Hassan Whiteside's size, length, athleticism and aggressiveness are all attributes that will make him an asset on defense in the NBA. Shot blocking and rebounding are two talents that translate well from college to the NBA, and if Whiteside can add some strength to his 7-foot frame, he could be a defensive game changer at the next level.
- Great size for position
- May still be growing
- Broad frame (can add bulk)
- Huge wingspan (7'6")
- Excellent foot speed
- Fluid, coordinated and agile
- Explosive leaper
- Very quick for a big man
- A terror in the paint on defense
- Imposing defensive presence
- Shot blocking. Shot altering.
- Excellent rebounder
- Developing post skills
- Huge upside
- Needs to get stronger
- Dribbles too much
- Offensive game is still raw
- Needs a consistent mid-range jump shot
- Difficulty handling double-teams
- Maturity, basketball IQ
- Older than the rest of his class
Whiteside needs another year in college, but the lure of a guaranteed contract worth millions will most likely be too much to ignore. He has a very intriguing combination of physical attributes and athletic abilities that will no doubt interest GM's around the league. He sould be able to lean on his defensive abilities and shot blocking to get by while he is developing his budding offensive game.
Previous Draft Profiles:
|John Wall||PG||6-4||195||Fr||Kentucky||Declared for the NBA Draft.|
|Evan Turner||SG||6-7||217||Jr.||Ohio St||Declared for the NBA Draft.|
|Wesley Johnson||SF||6-7||205||Jr.||Syracuse||Declared for the NBA Draft.|
|Derrick Favors||PF||6-9||246||Fr.||Ga. Tech||Declared for the NBA Draft.|
|DeMarcus Cousins||C||6-11||280||Fr.||Kentucky||Declared for the NBA Draft.|
|Al-Farouq Aminu||F||6-8||218||Soph.||Wake Forest||Declared for the NBA Draft|
|Cole Aldrich||C||6-11||245||Jr.||Kansas||Declared for the NBA Draft|
|Greg Monroe||C||6-10||247||Soph.||Georgetown||Declared for the NBA Draft|
|Patrick Patterson||F||6-8||235||Jr.||Kentucky||Declared for the NBA Draft.|
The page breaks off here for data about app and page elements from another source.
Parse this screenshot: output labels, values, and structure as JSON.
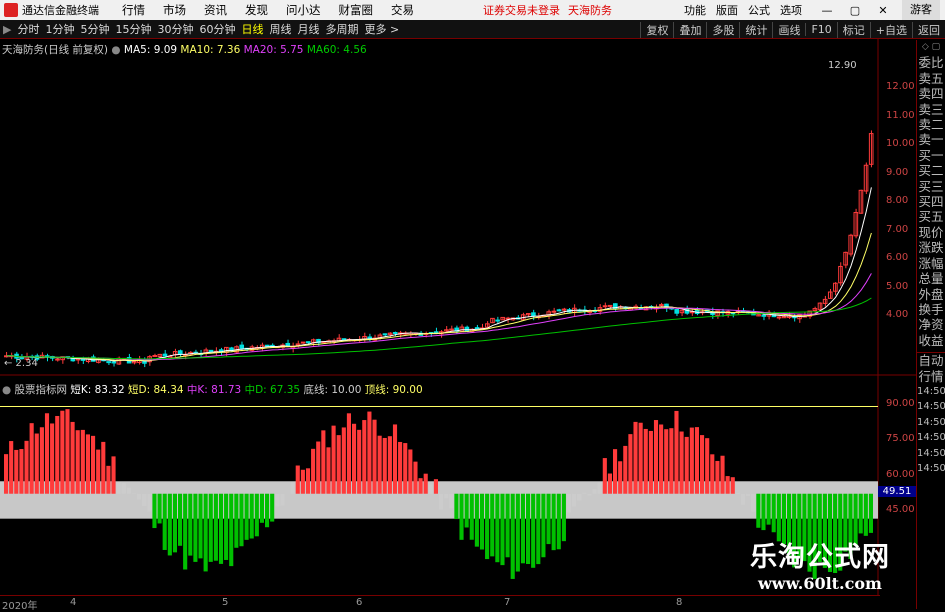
{
  "titlebar": {
    "app_name": "通达信金融终端",
    "menu": [
      "行情",
      "市场",
      "资讯",
      "发现",
      "问小达",
      "财富圈",
      "交易"
    ],
    "red_1": "证券交易未登录",
    "red_2": "天海防务",
    "right": [
      "功能",
      "版面",
      "公式",
      "选项"
    ],
    "win": [
      "—",
      "▢",
      "✕"
    ],
    "guest": "游客"
  },
  "toolbar": {
    "periods": [
      "分时",
      "1分钟",
      "5分钟",
      "15分钟",
      "30分钟",
      "60分钟",
      "日线",
      "周线",
      "月线",
      "多周期",
      "更多 >"
    ],
    "active": "日线",
    "right": [
      "复权",
      "叠加",
      "多股",
      "统计",
      "画线",
      "F10",
      "标记",
      "+自选",
      "返回"
    ]
  },
  "main_info": {
    "name": "天海防务(日线 前复权)",
    "ma5": "MA5: 9.09",
    "ma10": "MA10: 7.36",
    "ma20": "MA20: 5.75",
    "ma60": "MA60: 4.56",
    "high": "12.90",
    "low": "← 2.34"
  },
  "price_axis": [
    "12.00",
    "11.00",
    "10.00",
    "9.00",
    "8.00",
    "7.00",
    "6.00",
    "5.00",
    "4.00"
  ],
  "sub_info": {
    "name": "股票指标网",
    "dk": "短K: 83.32",
    "dd": "短D: 84.34",
    "mk": "中K: 81.73",
    "md": "中D: 67.35",
    "bl": "底线: 10.00",
    "tl": "顶线: 90.00"
  },
  "sub_axis": [
    "90.00",
    "75.00",
    "60.00",
    "45.00"
  ],
  "sub_current": "49.51",
  "right_tabs": [
    "委比",
    "卖五",
    "卖四",
    "卖三",
    "卖二",
    "卖一",
    "买一",
    "买二",
    "买三",
    "买四",
    "买五",
    "现价",
    "涨跌",
    "涨幅",
    "总量",
    "外盘",
    "换手",
    "净资",
    "收益"
  ],
  "right_tabs2": [
    "自动",
    "行情"
  ],
  "times": [
    "14:50",
    "14:50",
    "14:50",
    "14:50",
    "14:50",
    "14:50",
    "14:50"
  ],
  "xaxis": [
    "2020年",
    "4",
    "5",
    "6",
    "7",
    "8"
  ],
  "watermark": {
    "line1": "乐淘公式网",
    "line2": "www.60lt.com"
  },
  "chart_data": {
    "type": "candlestick",
    "xlabels": [
      "2020年",
      "4",
      "5",
      "6",
      "7",
      "8"
    ],
    "price_range": [
      2.34,
      12.9
    ],
    "ma": {
      "MA5": 9.09,
      "MA10": 7.36,
      "MA20": 5.75,
      "MA60": 4.56
    },
    "sub_indicator": {
      "短K": 83.32,
      "短D": 84.34,
      "中K": 81.73,
      "中D": 67.35,
      "底线": 10,
      "顶线": 90
    },
    "sub_range": [
      45,
      90
    ]
  },
  "colors": {
    "up": "#ff3b3b",
    "down": "#00e0e0",
    "ma5": "#ffffff",
    "ma10": "#ffff66",
    "ma20": "#e040fb",
    "ma60": "#00c000"
  }
}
|Ed Davis||F||6-10||225||Soph.||North Carolina||Declared for the NBA Draft.|
|Hassan Whiteside||C||7-0||235||Fr.||Marshall||Declared for the NBA Draft|
||SG||6-6||220||Fr.||Kansas||Declared for the NBA Draft.|
|Larry Sanders||PF||6-10||220||Jr.||VCU||Declared for the NBA Draft.|
|Ekpe Udoh||PF/C||6-10||240||Jr.||Baylor||Declared for the NBA Draft.|
|Stanley Robinson||SF||6-8||220||Sr.||UConn||Senior - Eligible for the Draft|
|James Anderson||SG||6-6||195||Jr.||Oklahoma St.||Declared for the NBA Draft.|